* Items from a dataset:

____

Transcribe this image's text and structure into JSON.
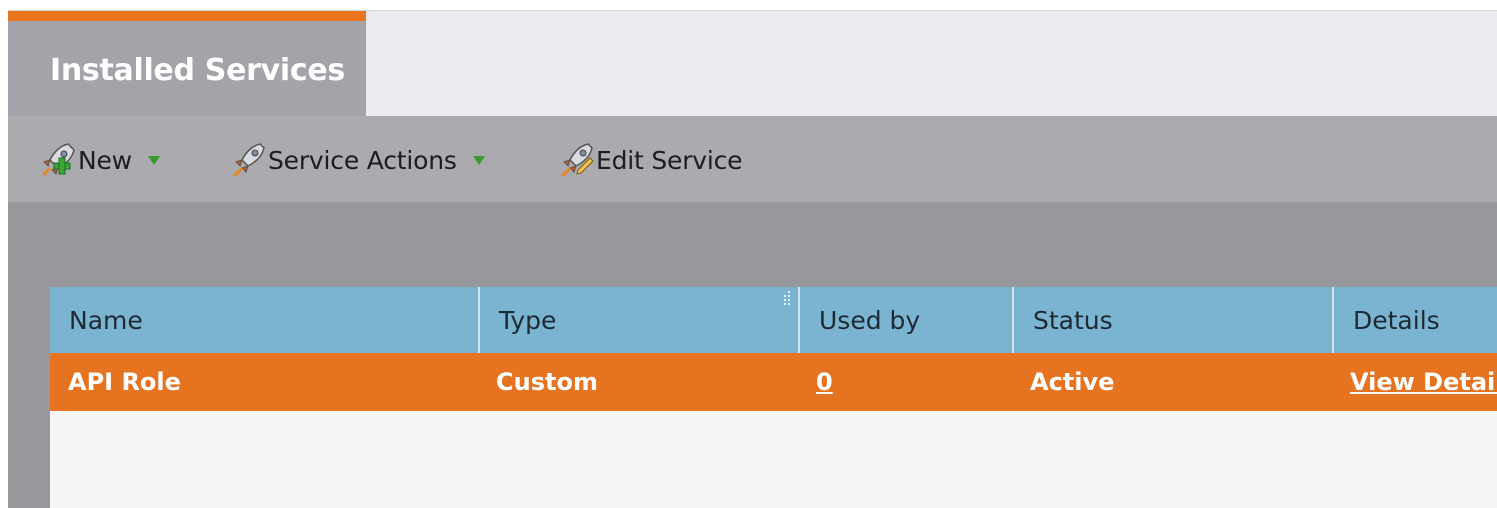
{
  "tabs": [
    {
      "label": "Installed Services",
      "active": true
    }
  ],
  "toolbar": {
    "new_label": "New",
    "service_actions_label": "Service Actions",
    "edit_service_label": "Edit Service"
  },
  "table": {
    "columns": [
      "Name",
      "Type",
      "Used by",
      "Status",
      "Details"
    ],
    "rows": [
      {
        "name": "API Role",
        "type": "Custom",
        "used_by": "0",
        "status": "Active",
        "details": "View Details"
      }
    ]
  },
  "colors": {
    "accent_orange": "#e57320",
    "header_blue": "#7ab4d1",
    "toolbar_gray": "#abaaaf"
  },
  "icons": [
    "rocket-add-icon",
    "rocket-icon",
    "rocket-edit-icon",
    "dropdown-caret-icon"
  ]
}
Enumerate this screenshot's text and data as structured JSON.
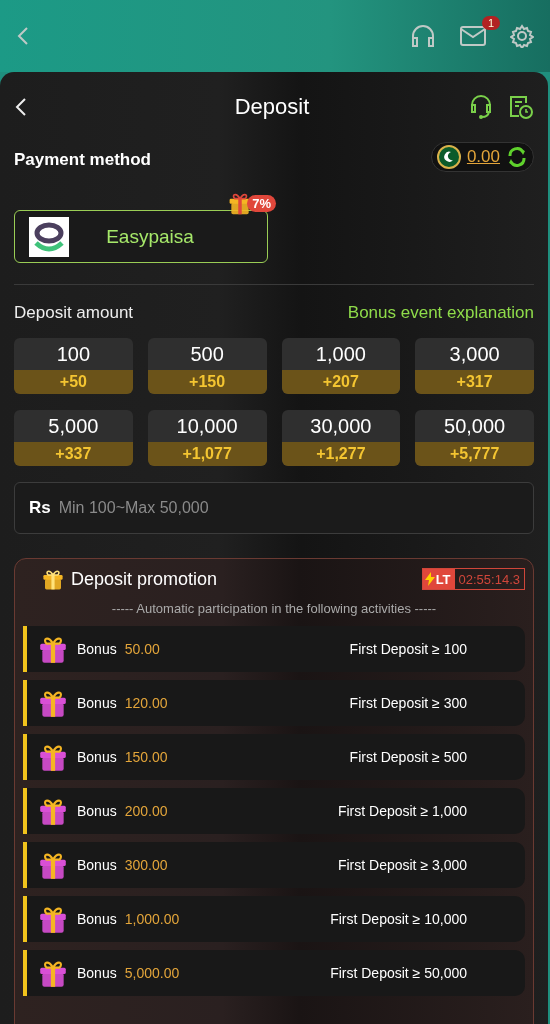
{
  "top_bar": {
    "mail_badge": "1"
  },
  "sheet": {
    "title": "Deposit"
  },
  "payment": {
    "label": "Payment method",
    "balance": "0.00",
    "methods": [
      {
        "name": "Easypaisa",
        "bonus": "7%",
        "selected": true
      }
    ]
  },
  "amount": {
    "label": "Deposit amount",
    "link": "Bonus event explanation",
    "options": [
      {
        "amount": "100",
        "bonus": "+50"
      },
      {
        "amount": "500",
        "bonus": "+150"
      },
      {
        "amount": "1,000",
        "bonus": "+207"
      },
      {
        "amount": "3,000",
        "bonus": "+317"
      },
      {
        "amount": "5,000",
        "bonus": "+337"
      },
      {
        "amount": "10,000",
        "bonus": "+1,077"
      },
      {
        "amount": "30,000",
        "bonus": "+1,277"
      },
      {
        "amount": "50,000",
        "bonus": "+5,777"
      }
    ],
    "currency": "Rs",
    "placeholder": "Min 100~Max 50,000"
  },
  "promotion": {
    "title": "Deposit promotion",
    "tag": "LT",
    "timer": "02:55:14.3",
    "subtitle": "----- Automatic participation in the following activities -----",
    "rows": [
      {
        "label": "Bonus",
        "value": "50.00",
        "condition": "First Deposit ≥ 100"
      },
      {
        "label": "Bonus",
        "value": "120.00",
        "condition": "First Deposit ≥ 300"
      },
      {
        "label": "Bonus",
        "value": "150.00",
        "condition": "First Deposit ≥ 500"
      },
      {
        "label": "Bonus",
        "value": "200.00",
        "condition": "First Deposit ≥ 1,000"
      },
      {
        "label": "Bonus",
        "value": "300.00",
        "condition": "First Deposit ≥ 3,000"
      },
      {
        "label": "Bonus",
        "value": "1,000.00",
        "condition": "First Deposit ≥ 10,000"
      },
      {
        "label": "Bonus",
        "value": "5,000.00",
        "condition": "First Deposit ≥ 50,000"
      }
    ]
  }
}
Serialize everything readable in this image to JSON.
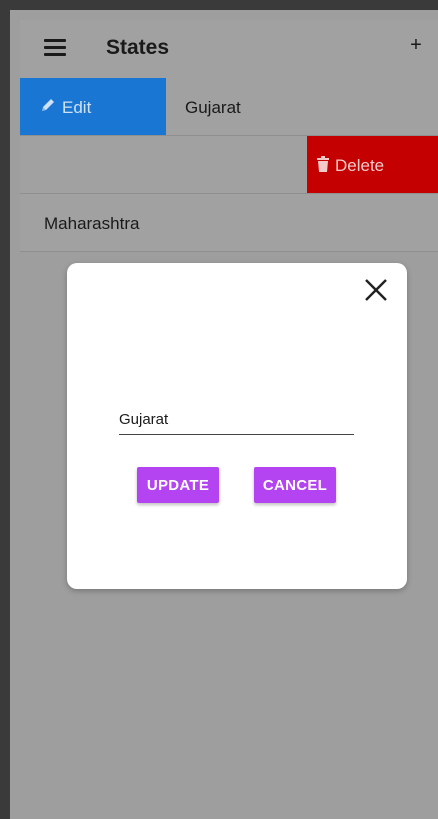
{
  "appbar": {
    "title": "States",
    "menu_icon": "hamburger-menu-icon",
    "add_label": "+"
  },
  "list": {
    "items": [
      {
        "label": "Gujarat",
        "edit_label": "Edit",
        "edit_icon": "pencil-icon",
        "edit_color": "#1976d2"
      },
      {
        "label": "",
        "delete_label": "Delete",
        "delete_icon": "trash-icon",
        "delete_color": "#c40000"
      },
      {
        "label": "Maharashtra"
      }
    ]
  },
  "dialog": {
    "close_icon": "close-icon",
    "input_value": "Gujarat",
    "update_label": "UPDATE",
    "cancel_label": "CANCEL",
    "button_color": "#b444f2"
  }
}
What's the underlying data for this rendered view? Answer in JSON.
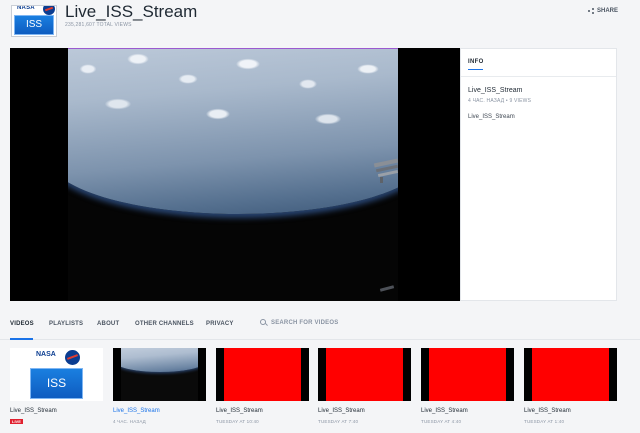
{
  "header": {
    "logo_nasa": "NASA",
    "logo_iss": "ISS",
    "channel_title": "Live_ISS_Stream",
    "total_views": "235,281,607 TOTAL VIEWS",
    "share_label": "SHARE",
    "share_icon": "share-icon"
  },
  "info": {
    "tab_label": "INFO",
    "title": "Live_ISS_Stream",
    "meta": "4 ЧАС. НАЗАД • 9 VIEWS",
    "description": "Live_ISS_Stream"
  },
  "tabs": [
    {
      "label": "VIDEOS"
    },
    {
      "label": "PLAYLISTS"
    },
    {
      "label": "ABOUT"
    },
    {
      "label": "OTHER CHANNELS"
    },
    {
      "label": "PRIVACY"
    }
  ],
  "search": {
    "label": "SEARCH FOR VIDEOS",
    "icon": "search-icon"
  },
  "videos": [
    {
      "title": "Live_ISS_Stream",
      "badge": "LIVE",
      "thumb": "nasa-logo",
      "thumb_nasa": "NASA",
      "thumb_iss": "ISS"
    },
    {
      "title": "Live_ISS_Stream",
      "meta": "4 ЧАС. НАЗАД",
      "thumb": "earth"
    },
    {
      "title": "Live_ISS_Stream",
      "meta": "TUESDAY AT 10:40",
      "thumb": "red"
    },
    {
      "title": "Live_ISS_Stream",
      "meta": "TUESDAY AT 7:40",
      "thumb": "red"
    },
    {
      "title": "Live_ISS_Stream",
      "meta": "TUESDAY AT 4:40",
      "thumb": "red"
    },
    {
      "title": "Live_ISS_Stream",
      "meta": "TUESDAY AT 1:40",
      "thumb": "red"
    }
  ],
  "colors": {
    "accent": "#1a73e8",
    "live": "#e0202f",
    "thumb_red": "#ff0000"
  }
}
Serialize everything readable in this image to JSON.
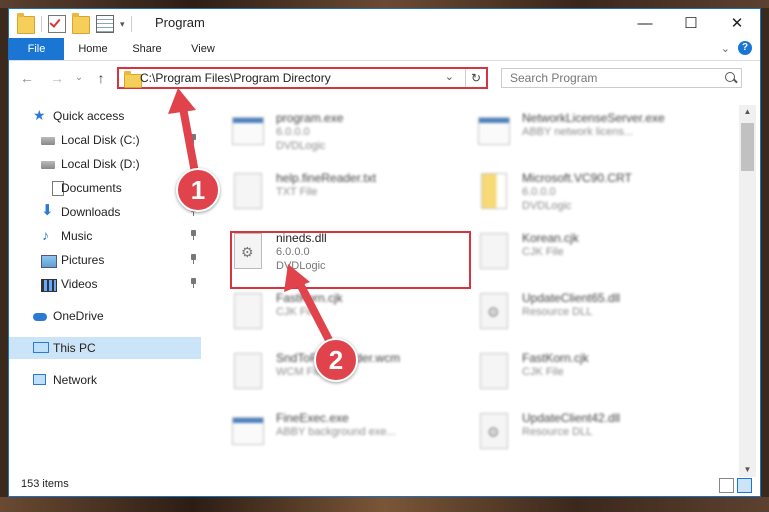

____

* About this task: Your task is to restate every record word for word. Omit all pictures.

* Output of the exercise:
Transcribe this image's text and structure into JSON.
{
  "tabs": [
    {
      "label": "Installed Services",
      "active": true
    }
  ],
  "toolbar": {
    "new_label": "New",
    "service_actions_label": "Service Actions",
    "edit_service_label": "Edit Service"
  },
  "table": {
    "columns": [
      "Name",
      "Type",
      "Used by",
      "Status",
      "Details"
    ],
    "rows": [
      {
        "name": "API Role",
        "type": "Custom",
        "used_by": "0",
        "status": "Active",
        "details": "View Details"
      }
    ]
  },
  "colors": {
    "accent_orange": "#e57320",
    "header_blue": "#7ab4d1",
    "toolbar_gray": "#abaaaf"
  },
  "icons": [
    "rocket-add-icon",
    "rocket-icon",
    "rocket-edit-icon",
    "dropdown-caret-icon"
  ]
}
Enumerate this screenshot's text and data as structured JSON.
{
  "top_bar": {
    "mail_badge": "1"
  },
  "sheet": {
    "title": "Deposit"
  },
  "payment": {
    "label": "Payment method",
    "balance": "0.00",
    "methods": [
      {
        "name": "Easypaisa",
        "bonus": "7%",
        "selected": true
      }
    ]
  },
  "amount": {
    "label": "Deposit amount",
    "link": "Bonus event explanation",
    "options": [
      {
        "amount": "100",
        "bonus": "+50"
      },
      {
        "amount": "500",
        "bonus": "+150"
      },
      {
        "amount": "1,000",
        "bonus": "+207"
      },
      {
        "amount": "3,000",
        "bonus": "+317"
      },
      {
        "amount": "5,000",
        "bonus": "+337"
      },
      {
        "amount": "10,000",
        "bonus": "+1,077"
      },
      {
        "amount": "30,000",
        "bonus": "+1,277"
      },
      {
        "amount": "50,000",
        "bonus": "+5,777"
      }
    ],
    "currency": "Rs",
    "placeholder": "Min 100~Max 50,000"
  },
  "promotion": {
    "title": "Deposit promotion",
    "tag": "LT",
    "timer": "02:55:14.3",
    "subtitle": "----- Automatic participation in the following activities -----",
    "rows": [
      {
        "label": "Bonus",
        "value": "50.00",
        "condition": "First Deposit ≥ 100"
      },
      {
        "label": "Bonus",
        "value": "120.00",
        "condition": "First Deposit ≥ 300"
      },
      {
        "label": "Bonus",
        "value": "150.00",
        "condition": "First Deposit ≥ 500"
      },
      {
        "label": "Bonus",
        "value": "200.00",
        "condition": "First Deposit ≥ 1,000"
      },
      {
        "label": "Bonus",
        "value": "300.00",
        "condition": "First Deposit ≥ 3,000"
      },
      {
        "label": "Bonus",
        "value": "1,000.00",
        "condition": "First Deposit ≥ 10,000"
      },
      {
        "label": "Bonus",
        "value": "5,000.00",
        "condition": "First Deposit ≥ 50,000"
      }
    ]
  }
}
Serialize everything readable in this image to JSON.
{
  "appbar": {
    "title": "States",
    "menu_icon": "hamburger-menu-icon",
    "add_label": "+"
  },
  "list": {
    "items": [
      {
        "label": "Gujarat",
        "edit_label": "Edit",
        "edit_icon": "pencil-icon",
        "edit_color": "#1976d2"
      },
      {
        "label": "",
        "delete_label": "Delete",
        "delete_icon": "trash-icon",
        "delete_color": "#c40000"
      },
      {
        "label": "Maharashtra"
      }
    ]
  },
  "dialog": {
    "close_icon": "close-icon",
    "input_value": "Gujarat",
    "update_label": "UPDATE",
    "cancel_label": "CANCEL",
    "button_color": "#b444f2"
  }
}
What's the underlying data for this rendered view? Answer in JSON.
{
  "header": {
    "logo_nasa": "NASA",
    "logo_iss": "ISS",
    "channel_title": "Live_ISS_Stream",
    "total_views": "235,281,607 TOTAL VIEWS",
    "share_label": "SHARE",
    "share_icon": "share-icon"
  },
  "info": {
    "tab_label": "INFO",
    "title": "Live_ISS_Stream",
    "meta": "4 ЧАС. НАЗАД • 9 VIEWS",
    "description": "Live_ISS_Stream"
  },
  "tabs": [
    {
      "label": "VIDEOS"
    },
    {
      "label": "PLAYLISTS"
    },
    {
      "label": "ABOUT"
    },
    {
      "label": "OTHER CHANNELS"
    },
    {
      "label": "PRIVACY"
    }
  ],
  "search": {
    "label": "SEARCH FOR VIDEOS",
    "icon": "search-icon"
  },
  "videos": [
    {
      "title": "Live_ISS_Stream",
      "badge": "LIVE",
      "thumb": "nasa-logo",
      "thumb_nasa": "NASA",
      "thumb_iss": "ISS"
    },
    {
      "title": "Live_ISS_Stream",
      "meta": "4 ЧАС. НАЗАД",
      "thumb": "earth"
    },
    {
      "title": "Live_ISS_Stream",
      "meta": "TUESDAY AT 10:40",
      "thumb": "red"
    },
    {
      "title": "Live_ISS_Stream",
      "meta": "TUESDAY AT 7:40",
      "thumb": "red"
    },
    {
      "title": "Live_ISS_Stream",
      "meta": "TUESDAY AT 4:40",
      "thumb": "red"
    },
    {
      "title": "Live_ISS_Stream",
      "meta": "TUESDAY AT 1:40",
      "thumb": "red"
    }
  ],
  "colors": {
    "accent": "#1a73e8",
    "live": "#e0202f",
    "thumb_red": "#ff0000"
  }
}
Serialize everything readable in this image to JSON.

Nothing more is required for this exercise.